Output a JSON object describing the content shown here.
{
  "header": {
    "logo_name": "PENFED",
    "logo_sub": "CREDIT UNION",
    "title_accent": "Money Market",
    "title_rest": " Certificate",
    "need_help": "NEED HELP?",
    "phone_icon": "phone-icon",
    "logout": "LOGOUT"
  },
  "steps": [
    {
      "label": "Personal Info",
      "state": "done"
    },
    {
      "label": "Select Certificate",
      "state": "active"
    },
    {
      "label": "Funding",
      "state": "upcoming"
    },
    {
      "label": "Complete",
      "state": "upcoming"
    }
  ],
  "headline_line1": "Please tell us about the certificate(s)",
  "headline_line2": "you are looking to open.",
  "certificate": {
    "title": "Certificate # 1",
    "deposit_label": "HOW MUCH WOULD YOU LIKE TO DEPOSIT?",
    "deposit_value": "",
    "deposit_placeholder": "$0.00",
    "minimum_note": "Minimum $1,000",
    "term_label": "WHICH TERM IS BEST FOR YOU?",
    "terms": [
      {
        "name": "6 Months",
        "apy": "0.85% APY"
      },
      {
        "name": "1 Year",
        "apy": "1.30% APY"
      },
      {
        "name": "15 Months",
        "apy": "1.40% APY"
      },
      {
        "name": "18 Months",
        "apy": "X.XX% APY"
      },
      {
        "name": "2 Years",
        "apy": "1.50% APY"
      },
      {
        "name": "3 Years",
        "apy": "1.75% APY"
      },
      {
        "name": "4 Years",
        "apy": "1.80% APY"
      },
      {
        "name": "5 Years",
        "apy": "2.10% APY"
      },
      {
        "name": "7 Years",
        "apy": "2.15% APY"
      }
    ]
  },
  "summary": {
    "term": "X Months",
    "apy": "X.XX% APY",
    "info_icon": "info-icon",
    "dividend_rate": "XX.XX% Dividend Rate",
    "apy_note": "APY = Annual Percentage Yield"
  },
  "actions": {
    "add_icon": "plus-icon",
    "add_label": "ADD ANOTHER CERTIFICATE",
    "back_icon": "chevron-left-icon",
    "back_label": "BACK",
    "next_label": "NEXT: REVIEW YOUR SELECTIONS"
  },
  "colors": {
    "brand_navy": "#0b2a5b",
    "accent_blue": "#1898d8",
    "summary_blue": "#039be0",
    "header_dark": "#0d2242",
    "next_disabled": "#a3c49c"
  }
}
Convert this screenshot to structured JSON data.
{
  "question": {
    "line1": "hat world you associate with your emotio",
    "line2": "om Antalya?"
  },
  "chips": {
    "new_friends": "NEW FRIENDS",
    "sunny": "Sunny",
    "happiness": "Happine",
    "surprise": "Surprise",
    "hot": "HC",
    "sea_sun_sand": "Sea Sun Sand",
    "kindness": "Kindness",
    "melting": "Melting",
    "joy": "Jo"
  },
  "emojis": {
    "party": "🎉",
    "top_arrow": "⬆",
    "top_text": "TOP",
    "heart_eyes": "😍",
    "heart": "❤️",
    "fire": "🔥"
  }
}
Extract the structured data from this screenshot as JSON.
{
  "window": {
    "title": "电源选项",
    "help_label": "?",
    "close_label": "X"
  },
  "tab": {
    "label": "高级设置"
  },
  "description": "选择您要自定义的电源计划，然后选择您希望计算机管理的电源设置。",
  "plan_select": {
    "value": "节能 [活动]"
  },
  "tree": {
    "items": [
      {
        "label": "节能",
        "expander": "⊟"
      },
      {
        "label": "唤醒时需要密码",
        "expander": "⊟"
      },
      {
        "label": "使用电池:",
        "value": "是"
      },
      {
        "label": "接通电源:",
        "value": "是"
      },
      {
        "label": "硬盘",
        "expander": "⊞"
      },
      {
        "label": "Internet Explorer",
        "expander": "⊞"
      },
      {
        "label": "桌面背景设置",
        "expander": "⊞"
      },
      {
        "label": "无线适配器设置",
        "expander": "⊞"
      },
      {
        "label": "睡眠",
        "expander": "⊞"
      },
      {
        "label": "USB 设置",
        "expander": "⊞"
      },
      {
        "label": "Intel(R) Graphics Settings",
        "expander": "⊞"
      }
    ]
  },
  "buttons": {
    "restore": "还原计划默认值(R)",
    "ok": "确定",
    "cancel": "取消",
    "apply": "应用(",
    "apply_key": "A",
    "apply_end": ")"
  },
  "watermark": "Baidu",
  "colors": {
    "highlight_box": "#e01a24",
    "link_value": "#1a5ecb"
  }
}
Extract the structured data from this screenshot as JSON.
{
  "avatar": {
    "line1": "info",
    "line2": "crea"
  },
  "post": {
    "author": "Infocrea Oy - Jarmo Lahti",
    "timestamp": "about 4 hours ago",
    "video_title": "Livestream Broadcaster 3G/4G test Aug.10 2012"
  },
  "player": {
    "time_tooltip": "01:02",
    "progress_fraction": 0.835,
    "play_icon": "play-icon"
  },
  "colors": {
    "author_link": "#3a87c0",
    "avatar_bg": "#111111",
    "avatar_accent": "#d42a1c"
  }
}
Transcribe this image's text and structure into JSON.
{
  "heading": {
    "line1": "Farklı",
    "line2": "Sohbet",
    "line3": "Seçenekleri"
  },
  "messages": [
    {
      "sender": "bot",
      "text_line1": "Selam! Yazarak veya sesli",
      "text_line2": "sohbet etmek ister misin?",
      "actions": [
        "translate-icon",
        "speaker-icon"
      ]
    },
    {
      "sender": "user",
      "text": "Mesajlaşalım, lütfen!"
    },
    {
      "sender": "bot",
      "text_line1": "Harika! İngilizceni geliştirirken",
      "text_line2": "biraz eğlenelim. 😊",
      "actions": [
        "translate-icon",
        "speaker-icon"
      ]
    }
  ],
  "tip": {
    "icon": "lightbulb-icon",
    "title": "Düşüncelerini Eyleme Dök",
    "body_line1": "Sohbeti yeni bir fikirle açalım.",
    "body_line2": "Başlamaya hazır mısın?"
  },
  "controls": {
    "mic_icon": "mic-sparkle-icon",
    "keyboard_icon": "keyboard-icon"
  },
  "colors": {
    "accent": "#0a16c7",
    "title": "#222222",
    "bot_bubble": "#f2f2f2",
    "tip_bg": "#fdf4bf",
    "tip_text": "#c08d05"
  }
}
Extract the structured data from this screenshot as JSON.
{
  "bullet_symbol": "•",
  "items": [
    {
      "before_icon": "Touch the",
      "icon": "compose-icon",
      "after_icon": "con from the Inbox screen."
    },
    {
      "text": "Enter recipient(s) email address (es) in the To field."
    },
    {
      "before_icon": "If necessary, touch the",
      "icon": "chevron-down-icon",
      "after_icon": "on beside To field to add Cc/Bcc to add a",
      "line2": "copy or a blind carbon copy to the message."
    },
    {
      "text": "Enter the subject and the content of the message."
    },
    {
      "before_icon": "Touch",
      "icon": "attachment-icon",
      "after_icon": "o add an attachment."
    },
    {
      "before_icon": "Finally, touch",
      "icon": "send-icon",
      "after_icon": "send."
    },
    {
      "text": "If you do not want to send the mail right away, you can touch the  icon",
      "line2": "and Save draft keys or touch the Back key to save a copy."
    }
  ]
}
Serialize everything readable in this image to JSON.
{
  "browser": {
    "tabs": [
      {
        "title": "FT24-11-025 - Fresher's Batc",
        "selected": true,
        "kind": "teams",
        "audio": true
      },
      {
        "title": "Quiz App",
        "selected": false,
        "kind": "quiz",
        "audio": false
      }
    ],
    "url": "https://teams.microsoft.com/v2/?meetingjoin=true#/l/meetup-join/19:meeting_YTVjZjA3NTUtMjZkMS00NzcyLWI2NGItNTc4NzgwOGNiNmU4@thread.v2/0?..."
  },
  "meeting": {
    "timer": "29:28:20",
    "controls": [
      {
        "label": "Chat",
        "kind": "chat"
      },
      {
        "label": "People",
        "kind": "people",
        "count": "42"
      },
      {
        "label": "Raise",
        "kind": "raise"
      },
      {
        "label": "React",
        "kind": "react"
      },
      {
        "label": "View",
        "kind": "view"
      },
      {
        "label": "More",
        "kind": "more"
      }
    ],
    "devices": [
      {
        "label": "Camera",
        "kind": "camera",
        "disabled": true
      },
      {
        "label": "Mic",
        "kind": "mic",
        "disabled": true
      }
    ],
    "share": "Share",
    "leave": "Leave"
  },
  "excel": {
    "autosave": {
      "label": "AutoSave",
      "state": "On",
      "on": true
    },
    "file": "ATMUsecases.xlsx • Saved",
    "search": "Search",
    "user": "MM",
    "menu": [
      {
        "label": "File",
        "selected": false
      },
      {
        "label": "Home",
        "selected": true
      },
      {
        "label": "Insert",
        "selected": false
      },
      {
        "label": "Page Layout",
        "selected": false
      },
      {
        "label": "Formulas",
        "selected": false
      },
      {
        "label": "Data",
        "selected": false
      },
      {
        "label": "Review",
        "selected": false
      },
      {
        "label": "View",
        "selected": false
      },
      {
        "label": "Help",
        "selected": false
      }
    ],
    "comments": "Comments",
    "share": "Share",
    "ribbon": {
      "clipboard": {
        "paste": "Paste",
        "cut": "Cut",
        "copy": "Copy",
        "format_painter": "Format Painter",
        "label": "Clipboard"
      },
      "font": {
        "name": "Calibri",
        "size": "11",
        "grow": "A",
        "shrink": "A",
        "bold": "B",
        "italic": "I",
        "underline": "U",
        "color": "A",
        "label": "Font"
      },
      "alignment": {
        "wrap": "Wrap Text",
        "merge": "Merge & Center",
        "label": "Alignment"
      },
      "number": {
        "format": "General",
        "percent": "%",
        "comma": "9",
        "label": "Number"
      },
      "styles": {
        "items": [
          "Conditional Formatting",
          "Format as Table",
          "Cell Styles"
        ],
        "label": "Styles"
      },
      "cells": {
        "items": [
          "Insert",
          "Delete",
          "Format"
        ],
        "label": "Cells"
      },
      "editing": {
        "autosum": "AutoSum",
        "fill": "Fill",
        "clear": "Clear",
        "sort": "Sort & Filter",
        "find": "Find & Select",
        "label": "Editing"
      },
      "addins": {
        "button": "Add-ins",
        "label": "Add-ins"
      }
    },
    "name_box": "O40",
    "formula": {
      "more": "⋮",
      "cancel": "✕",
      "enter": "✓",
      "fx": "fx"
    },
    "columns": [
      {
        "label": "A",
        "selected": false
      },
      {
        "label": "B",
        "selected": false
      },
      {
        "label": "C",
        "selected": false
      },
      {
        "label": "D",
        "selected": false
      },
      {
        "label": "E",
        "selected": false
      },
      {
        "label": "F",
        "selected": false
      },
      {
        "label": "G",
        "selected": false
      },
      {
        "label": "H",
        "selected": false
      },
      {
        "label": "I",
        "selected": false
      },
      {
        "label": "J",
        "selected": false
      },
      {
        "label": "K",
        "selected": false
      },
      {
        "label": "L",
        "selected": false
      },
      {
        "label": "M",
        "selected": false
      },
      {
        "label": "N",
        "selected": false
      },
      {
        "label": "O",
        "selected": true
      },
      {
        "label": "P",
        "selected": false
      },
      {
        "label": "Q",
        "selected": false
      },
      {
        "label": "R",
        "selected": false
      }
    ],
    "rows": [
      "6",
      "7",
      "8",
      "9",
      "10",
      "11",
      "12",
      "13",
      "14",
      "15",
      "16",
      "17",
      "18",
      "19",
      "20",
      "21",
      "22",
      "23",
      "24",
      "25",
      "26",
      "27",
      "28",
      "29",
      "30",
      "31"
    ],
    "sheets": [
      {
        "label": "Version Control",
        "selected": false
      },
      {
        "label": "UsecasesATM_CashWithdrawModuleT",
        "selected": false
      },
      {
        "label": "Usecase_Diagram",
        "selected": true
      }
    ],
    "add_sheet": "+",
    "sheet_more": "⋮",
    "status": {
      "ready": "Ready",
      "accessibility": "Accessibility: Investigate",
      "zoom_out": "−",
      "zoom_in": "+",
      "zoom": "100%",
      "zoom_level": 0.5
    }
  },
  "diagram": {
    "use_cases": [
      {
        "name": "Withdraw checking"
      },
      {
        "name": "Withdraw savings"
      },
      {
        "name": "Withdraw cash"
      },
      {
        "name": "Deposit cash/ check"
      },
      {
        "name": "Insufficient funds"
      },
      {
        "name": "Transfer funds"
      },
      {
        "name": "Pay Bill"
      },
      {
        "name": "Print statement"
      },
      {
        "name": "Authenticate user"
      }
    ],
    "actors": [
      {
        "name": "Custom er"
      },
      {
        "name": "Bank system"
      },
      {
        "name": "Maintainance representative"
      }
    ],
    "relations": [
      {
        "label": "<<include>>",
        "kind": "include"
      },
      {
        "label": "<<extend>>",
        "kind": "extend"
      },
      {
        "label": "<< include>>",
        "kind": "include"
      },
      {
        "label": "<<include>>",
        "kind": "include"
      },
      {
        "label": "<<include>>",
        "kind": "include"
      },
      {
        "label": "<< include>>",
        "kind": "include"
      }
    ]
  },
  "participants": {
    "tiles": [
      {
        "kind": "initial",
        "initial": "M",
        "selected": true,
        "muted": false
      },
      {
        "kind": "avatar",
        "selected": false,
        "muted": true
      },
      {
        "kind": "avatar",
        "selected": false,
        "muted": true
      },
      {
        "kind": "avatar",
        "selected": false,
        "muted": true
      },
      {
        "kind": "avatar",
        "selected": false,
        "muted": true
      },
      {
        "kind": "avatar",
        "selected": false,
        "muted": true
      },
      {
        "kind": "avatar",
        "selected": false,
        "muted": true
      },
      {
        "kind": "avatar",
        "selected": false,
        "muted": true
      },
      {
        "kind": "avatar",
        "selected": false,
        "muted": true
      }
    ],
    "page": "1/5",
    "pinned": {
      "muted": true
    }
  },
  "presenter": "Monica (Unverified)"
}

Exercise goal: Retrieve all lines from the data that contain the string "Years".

Written solution:
        "name": "2 Years",
        "name": "3 Years",
        "name": "4 Years",
        "name": "5 Years",
        "name": "7 Years",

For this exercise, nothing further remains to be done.